ladies man’, ladies gun’
Those words sneeringly signaled the end of the fifteen-year affair between James Bond and his .25 Beretta. After a Court of Inquiry concluded that he nearly got himself killed because of his choice of that very pistol, the head of British Intelligence, M., ordered it confiscated. From then on, his star agent was to be outfitted with a new gun. And so began the storied association of James Bond and the Walther PPK, an association born in the pages of Ian Fleming’s sixth novel, Dr. No (1958).
But what of Bond’s affection for the much-maligned Beretta? Despite the Secret Service Armorer’s clinical distaste for a gun he believed better suited to the ladies, the Beretta had reliably served 007. It never jammed. It was easy to conceal. And most importantly, the bullet went where directed—with life-saving dependability. That the inquiry found the gun contributed to mistakes a double-0 agent can ill afford to make did nothing to convince Bond of its shortcomings. As he saw it, the mistakes made could have happened with any gun. (What did happen was that he caught its silencer in his clothing, failing to draw fast enough to kill the Russian, Rosa Klebb, before she slashed him with a knife dosed with lethal nerve-poison.)
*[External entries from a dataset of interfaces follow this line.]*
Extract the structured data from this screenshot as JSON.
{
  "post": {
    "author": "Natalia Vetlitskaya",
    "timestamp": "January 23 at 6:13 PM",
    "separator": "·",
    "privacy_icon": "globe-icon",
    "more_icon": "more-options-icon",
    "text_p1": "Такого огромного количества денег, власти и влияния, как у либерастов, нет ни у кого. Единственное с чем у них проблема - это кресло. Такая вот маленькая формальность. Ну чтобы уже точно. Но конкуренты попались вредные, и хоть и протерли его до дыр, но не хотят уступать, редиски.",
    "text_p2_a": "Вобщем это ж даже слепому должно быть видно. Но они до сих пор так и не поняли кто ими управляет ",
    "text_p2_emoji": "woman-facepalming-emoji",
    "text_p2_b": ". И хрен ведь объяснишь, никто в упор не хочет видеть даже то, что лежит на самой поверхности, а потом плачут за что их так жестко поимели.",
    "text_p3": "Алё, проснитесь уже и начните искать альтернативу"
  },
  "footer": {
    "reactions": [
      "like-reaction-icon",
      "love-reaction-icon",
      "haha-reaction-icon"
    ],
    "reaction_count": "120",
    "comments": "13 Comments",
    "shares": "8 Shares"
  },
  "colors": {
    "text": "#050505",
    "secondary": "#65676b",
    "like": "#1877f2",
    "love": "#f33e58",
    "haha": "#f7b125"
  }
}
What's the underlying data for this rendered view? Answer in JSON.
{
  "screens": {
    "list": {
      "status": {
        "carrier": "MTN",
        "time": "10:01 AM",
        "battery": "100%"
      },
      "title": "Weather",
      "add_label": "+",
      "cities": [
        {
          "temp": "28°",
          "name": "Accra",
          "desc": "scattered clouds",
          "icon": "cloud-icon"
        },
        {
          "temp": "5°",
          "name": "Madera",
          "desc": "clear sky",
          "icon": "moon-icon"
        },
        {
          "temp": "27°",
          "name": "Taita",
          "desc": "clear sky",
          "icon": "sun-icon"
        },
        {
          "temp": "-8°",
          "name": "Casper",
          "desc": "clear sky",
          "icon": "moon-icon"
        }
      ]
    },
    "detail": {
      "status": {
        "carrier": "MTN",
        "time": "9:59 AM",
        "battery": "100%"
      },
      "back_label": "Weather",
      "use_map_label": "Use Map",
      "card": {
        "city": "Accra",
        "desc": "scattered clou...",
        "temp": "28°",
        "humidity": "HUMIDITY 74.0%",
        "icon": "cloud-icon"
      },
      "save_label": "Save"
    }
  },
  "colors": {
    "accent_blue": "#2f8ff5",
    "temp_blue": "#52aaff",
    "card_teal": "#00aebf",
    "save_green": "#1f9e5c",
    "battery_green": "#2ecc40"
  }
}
The fact is most experts and collectors would agree with M. and the Armorer. The Beretta is a weapon with little stopping power, even less so with a silencer, and a little too “fancy-looking” for its own good. Perhaps Fleming was influenced in his choice of weapon because of his familiarity with the Browning .25s. This was the pistol he was issued while serving as a Naval Intelligence Officer during World War II. And whatever the experts’ reservations about a double-0 agent arming himself with a .25, it can’t be denied that many a Cold War assassin or spy carried one just like it. It is not inaccuracy or literary laziness on Fleming’s part to so arm his fictional hero.
Even then the author was not satisfied leaving it at that. There were some modifications made. Off came the plastic grip-plates on either side. This exposed the metal frame of the gun, and gave it what he called “skeleton grips.” And since the Beretta was designed with a grip safety (i.e., the gun could not be fired until it was gripped firmly in hand), Bond taped it down, overriding it. Last, it had a sawn barrel, though anyone familiar with the gun could see there was little barrel to saw. Presumably these modifications were made in the service of faster handling and easier concealment.
Remember this was the Cold War, not the Crack Wars. Your foil likely carried the same, and stealth was paramount. Today, as drug lords and terrorists arm themselves with unimaginably heavy weaponry, Bond’s favorite pistol is a foolish choice indeed.
Even in 007’s day there were some already calling into question the prudence of so light and modified a choice. Famous firearms expert, Geoffrey Boothroyd, dashed a letter off to Fleming expressing concern that Bond was dangerously under-gunned. Fleming took it seriously. Not only did this lead to the famous scene in Dr. No where the Beretta is confiscated, but also Fleming, in cheeky appreciation, ended up naming that very Armorer, Major Boothroyd.
The Beretta, whatever its inadequacies, real or imagined, still has a small but devoted following. For our hero, however, it was designated for the literary dustbin. After a thorough dressing-down for botching the previous job, 007 stubbornly took to the Walther. He never looked back.